For instance giving the peace sign in the UK with your palm facing the wrong direction (towards you, it should be facing away) would be the equivalent of telling them to f*?$ off. Giving the "OK" sign in Brazil is tantamount to calling someone an a-hole.

· Food – I think I could write an entire article just on food faux pas alone! GeneralChopsticks Faux Pasly these are considered less egregious but there are potentially many. In some cultures placement of eating utensils can have various negative meanings such as leaving chopsticks standing upright in rice (this mimics some funeral rites).

Eating noisily or conversely eating quietly can be considered a compliment or rude depending on where you are - the same with belching during or after a meal. Refusing food or drink from your host could also be considered very rude (regardless of what it is!).
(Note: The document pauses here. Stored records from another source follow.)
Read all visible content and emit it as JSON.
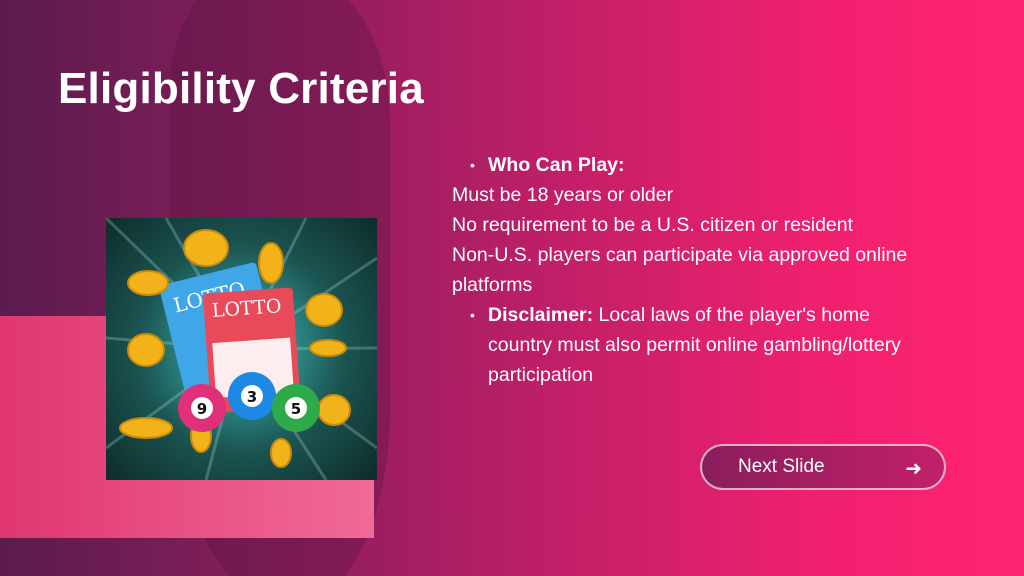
{
  "slide": {
    "title": "Eligibility Criteria",
    "who_heading": "Who Can Play:",
    "who_lines": [
      "Must be 18 years or older",
      "No requirement to be a U.S. citizen or resident",
      "Non-U.S. players can participate via approved online",
      "platforms"
    ],
    "disclaimer_heading": "Disclaimer:",
    "disclaimer_text": " Local laws of the player's home country must also permit online gambling/lottery participation",
    "next_label": "Next Slide",
    "next_icon": "right-arrow-icon"
  },
  "image": {
    "ticket_text": "LOTTO",
    "ball_numbers": [
      "9",
      "3",
      "5"
    ],
    "colors": {
      "ball_pink": "#e0307a",
      "ball_blue": "#1e88e5",
      "ball_green": "#2eaa4a",
      "coin": "#f2b21a"
    }
  }
}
There are so many potential faux pas to avoid when traveling in this category it's one everyone should pay extra attention to!
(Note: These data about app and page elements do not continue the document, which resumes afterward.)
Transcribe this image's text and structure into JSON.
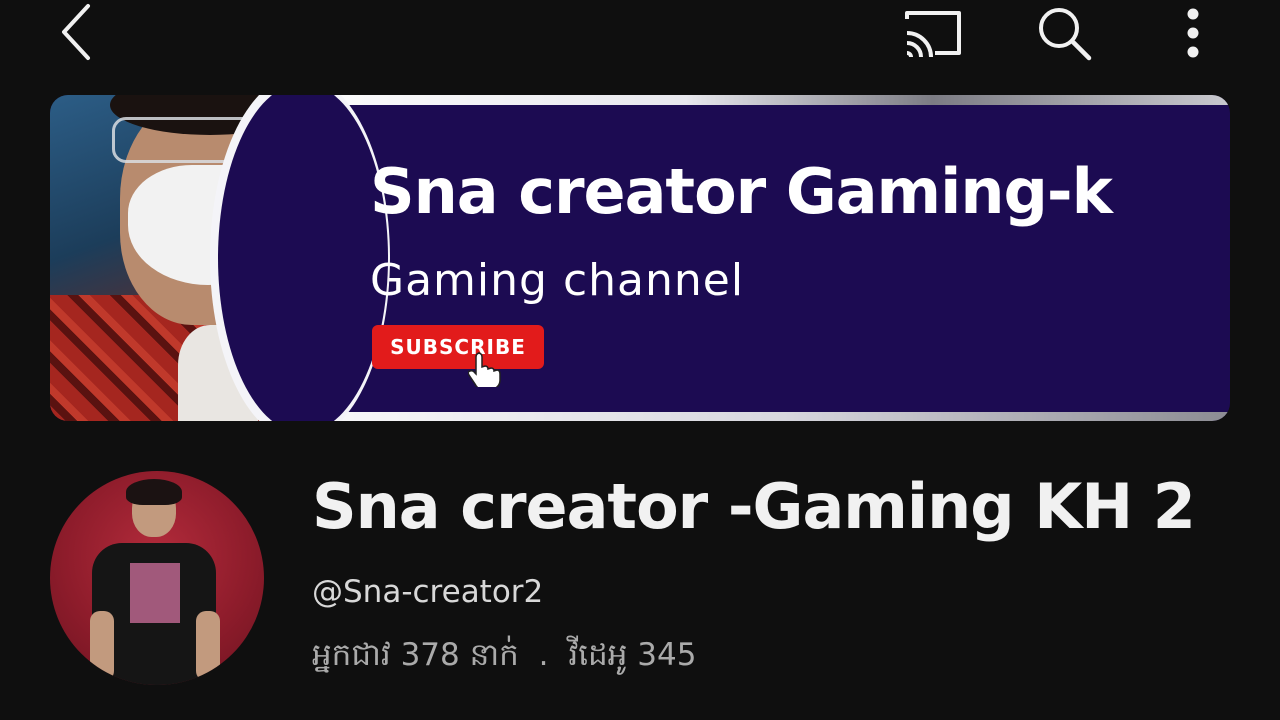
{
  "topbar": {
    "back_icon": "chevron-left-icon",
    "cast_icon": "cast-icon",
    "search_icon": "search-icon",
    "more_icon": "more-vertical-icon"
  },
  "banner": {
    "title": "Sna creator Gaming-k",
    "subtitle": "Gaming channel",
    "subscribe_label": "SUBSCRIBE",
    "bg_color": "#1c0b52",
    "subscribe_color": "#e21b1b"
  },
  "channel": {
    "name": "Sna creator -Gaming KH 2",
    "handle": "@Sna-creator2",
    "subscribers_label": "អ្នកជាវ 378 នាក់",
    "separator": ".",
    "videos_label": "វីដេអូ 345"
  }
}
· Clothes – Some cultures frown upon exposure of cleavage or other body parts (like hair, face, etc.). Other cultures also frown heavily upon anything that is even vaguely see through (for men or women). Tight fitting clothes or clothes that accentuate the body are also unacceptable in other cultures.

In addition, clothing rules that apply to one gender don't necessarily apply to the other so this is another area lack of care and caution could cause a cultural travel faux pas.
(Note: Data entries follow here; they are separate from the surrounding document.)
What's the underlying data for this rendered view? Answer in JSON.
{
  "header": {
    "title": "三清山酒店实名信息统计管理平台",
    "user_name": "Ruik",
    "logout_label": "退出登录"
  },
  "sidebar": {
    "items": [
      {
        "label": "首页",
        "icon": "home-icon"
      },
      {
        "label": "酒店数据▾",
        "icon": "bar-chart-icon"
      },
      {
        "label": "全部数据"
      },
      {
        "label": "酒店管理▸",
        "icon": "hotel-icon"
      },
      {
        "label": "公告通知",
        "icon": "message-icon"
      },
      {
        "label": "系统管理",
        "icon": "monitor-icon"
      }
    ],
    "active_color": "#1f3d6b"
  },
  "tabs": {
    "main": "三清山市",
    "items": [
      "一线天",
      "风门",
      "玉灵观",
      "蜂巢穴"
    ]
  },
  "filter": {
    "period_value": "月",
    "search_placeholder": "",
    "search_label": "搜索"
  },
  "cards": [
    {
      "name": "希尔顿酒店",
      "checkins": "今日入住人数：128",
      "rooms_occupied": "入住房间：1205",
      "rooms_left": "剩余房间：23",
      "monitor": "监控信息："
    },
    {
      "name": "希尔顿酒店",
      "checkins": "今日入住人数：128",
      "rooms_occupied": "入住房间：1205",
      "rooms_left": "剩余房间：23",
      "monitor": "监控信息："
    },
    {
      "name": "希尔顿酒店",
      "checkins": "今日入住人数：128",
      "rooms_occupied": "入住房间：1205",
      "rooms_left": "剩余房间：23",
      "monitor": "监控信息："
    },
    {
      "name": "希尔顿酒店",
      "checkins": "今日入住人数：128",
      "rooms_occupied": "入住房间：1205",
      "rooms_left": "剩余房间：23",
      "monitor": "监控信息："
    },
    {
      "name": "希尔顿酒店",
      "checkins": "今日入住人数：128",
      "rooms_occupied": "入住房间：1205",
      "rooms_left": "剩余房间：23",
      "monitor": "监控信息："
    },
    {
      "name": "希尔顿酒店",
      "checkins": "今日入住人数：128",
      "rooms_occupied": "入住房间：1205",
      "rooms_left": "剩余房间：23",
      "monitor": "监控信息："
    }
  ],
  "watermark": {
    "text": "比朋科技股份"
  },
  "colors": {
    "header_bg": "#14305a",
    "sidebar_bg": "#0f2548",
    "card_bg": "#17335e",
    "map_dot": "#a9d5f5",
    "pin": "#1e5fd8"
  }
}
· Body language – In various cultures how you carry yourself can also have both positive and negative connotations. Crossing your ankles or legs might be seen as defensive. Lifting your feet off the floor or exposing the soles of your shoes could be considered a major offense.

Blowing your nose in public in some Asian and European countries could be considered very inappropriate as well as keeping your hands off the table when eating (Indonesia).

· Conversation – While most cultures consider it rude to point at someone while talking, speaking loudly, out of turn or even looking someone in the eyes (or not looking!) when speaking could be considered rude.

Cultural faux pas when traveling abroad are going to happen. Generally most cultures will know and understand that your mistakes are not intentional and give you a fair amount of leeway when such indiscretions occur.

It goes a long way though, and is a sign of mutual respect, If you prepare yourself ahead of time and make the sincere effort to avoid such cultural faux pas in the first place. With access to the internet or your local library, major mistakes like those above should be easily avoidable.

If in doubt, simply ask someone in the know (one of the locals)! Most cultures and peoples are more than happy to share their way of life to new comers and in doing so share a part of themselves. Open your mind to the travel experience and how others do things and enjoy, don't rebel at those differences.